All in all if Disney leaves this permanently shuttered it’s a huge miss. And one that given the nature of the offering and the price point was totally foreseeable.
Absolutely! I would have loved to stayed there but they weren’t even close to reasonable.
Disney can’t lower the price of the hotel rooms because the immersive experience with characters walking around the lobby, personal transport to the attraction, and all the interactive features that require staff make it a money loser for a hotel with the small number of rooms it had.
I disagree with the characterization of Bob Iger. He has ruined shareholder value by pushing wokeness when families just want neutral theme parks without gender propaganda. The stock is lower than in 2015. That’s the definition of a bad businessman. He is paid tens of millions a year to lose shareholders’ stock value. He set the tone for the CEO who replaced him for a year. He bows down for 5-7% of the population while slapping the face of at least 50% of it. He’s part of the 3% who have a disproportionate control over every industry which they use to push the globalist agenda. If it would be about economics that would be an understandable business decision but it’s not. Something else is at play here. No one is allowed to criticize them directly.

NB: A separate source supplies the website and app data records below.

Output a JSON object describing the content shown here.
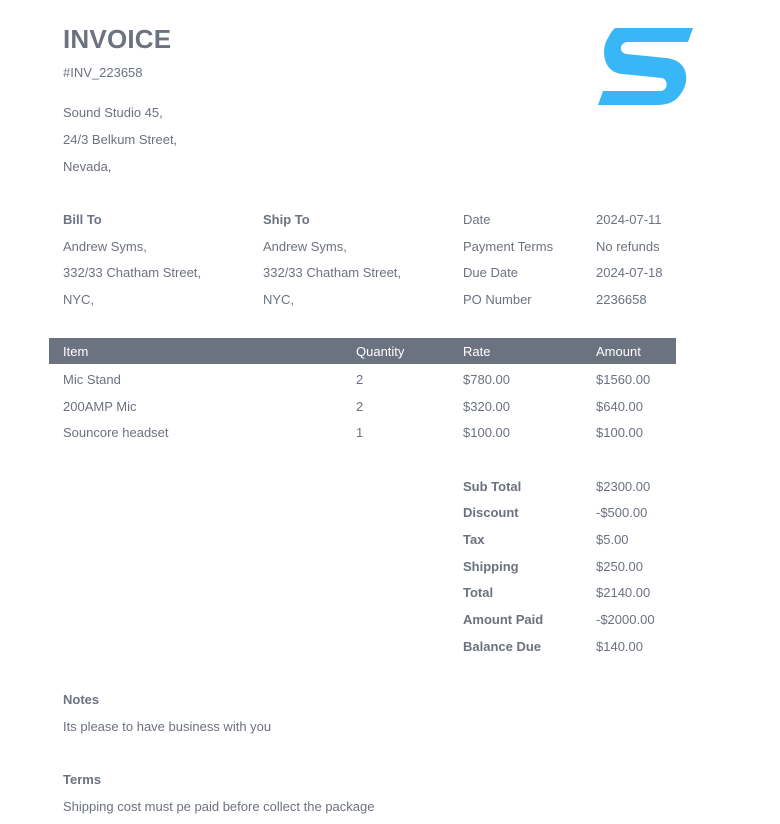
{
  "invoice": {
    "title": "INVOICE",
    "number": "#INV_223658",
    "logo_icon": "s-brand-logo",
    "brand_color": "#38b6f5",
    "from": [
      "Sound Studio 45,",
      "24/3 Belkum Street,",
      "Nevada,"
    ]
  },
  "bill_to": {
    "label": "Bill To",
    "lines": [
      "Andrew Syms,",
      "332/33 Chatham Street,",
      "NYC,"
    ]
  },
  "ship_to": {
    "label": "Ship To",
    "lines": [
      "Andrew Syms,",
      "332/33 Chatham Street,",
      "NYC,"
    ]
  },
  "meta": [
    {
      "label": "Date",
      "value": "2024-07-11"
    },
    {
      "label": "Payment Terms",
      "value": "No refunds"
    },
    {
      "label": "Due Date",
      "value": "2024-07-18"
    },
    {
      "label": "PO Number",
      "value": "2236658"
    }
  ],
  "table": {
    "header_color": "#6b7280",
    "headers": [
      "Item",
      "Quantity",
      "Rate",
      "Amount"
    ],
    "rows": [
      [
        "Mic Stand",
        "2",
        "$780.00",
        "$1560.00"
      ],
      [
        "200AMP Mic",
        "2",
        "$320.00",
        "$640.00"
      ],
      [
        "Souncore headset",
        "1",
        "$100.00",
        "$100.00"
      ]
    ]
  },
  "totals": [
    {
      "label": "Sub Total",
      "value": "$2300.00"
    },
    {
      "label": "Discount",
      "value": "-$500.00"
    },
    {
      "label": "Tax",
      "value": "$5.00"
    },
    {
      "label": "Shipping",
      "value": "$250.00"
    },
    {
      "label": "Total",
      "value": "$2140.00"
    },
    {
      "label": "Amount Paid",
      "value": "-$2000.00"
    },
    {
      "label": "Balance Due",
      "value": "$140.00"
    }
  ],
  "notes": {
    "label": "Notes",
    "text": "Its please to have business with you"
  },
  "terms": {
    "label": "Terms",
    "text": "Shipping cost must pe paid before collect the package"
  }
}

50% is a gross overestimation of the population that has kids and cares about republican culture war BS. Most people of that age either support people’s right to be gay or are too poor to afford Disney tickets. That’s why parks are full.

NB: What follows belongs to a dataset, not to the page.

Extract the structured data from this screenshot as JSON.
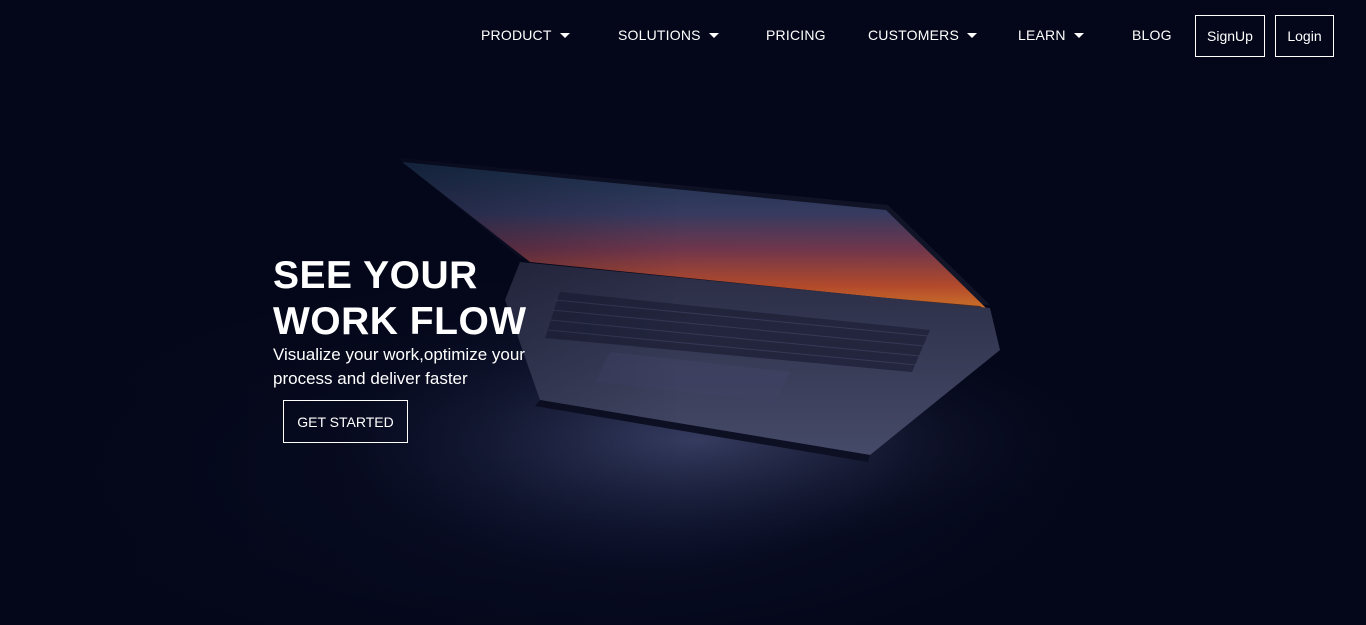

I don’t think Disney cares about what a bunch of boomers with shriveled up ovaries/a dependence on viagra think about them.
Tell us about your shriveled up organs.
I disagree that Disney couldn’t have cut the price. Let’s run the numbers:
$2500 per room, per night, 100 rooms. Let’s go with 90% occupancy and cut out $300/night for the base room. That leaves $2300 x 90 = $207,000 per night in budget!!! Let’s assume a staggering professional cast membership of 80 people paid $800/day including benefits. That’s only $64,000. This is (truly) like Star Wars money (as in the military budget for Star Wars 🙂
Here’s my theory: Saying that a Disney attraction was overpriced and lowering the price by 1/2 because people weren’t paying is like Rolex or Louis Vuitton cutting prices on their designer products that cost 1/10th of what they charge. They don’t want to do that because the prestige is in the price and/or if you admit your product is overpriced, it could collapse (like, say, natural diamonds.)
Side observation: If the service costs were so high, then they should have sunk more money into the hard product which means: Tempt people to hang out in their rooms. Provide $20,000 entertainment systems loaded with all the Star Wars media, video games, toys and gadgets such as an R2/D2 bar, you name it. Load it with liquor. Get someone drunk enough to hang out in the room all day and you don’t have to pay someone to entertain them. Sheesh, Disney execs should have called Vegas.
That reminds me: It would be funny if Disney after charging $3000/day added a “resort fee.”
check the GALLUP poll on LGBT by GENERATION…..not just overall population. Good DAILY MAIL article with graph….search for it.
Also DAILY TELEGRAPH of LGBT in Australia. 30%+!
Then you see what’s going on in the younger generations.
You win the GOLD MEDAL if you think long and hard about the break points…GEN Z, Millenium, Gen X, etc…
The thought of screwing up a Star Wars hotel is unfathomable. All Disney had to do was invest the money, let the imagineers do their thing, and people would come in droves.
Instead of going with a traditional hotel (slam dunk business model), Disney opted for an overly ambitious risk. Now they’re left with a ~100 room hotel in MGM’s back lot. If they want to expand Galaxy’s Edge to include the Starcruiser, it’s about a mile away.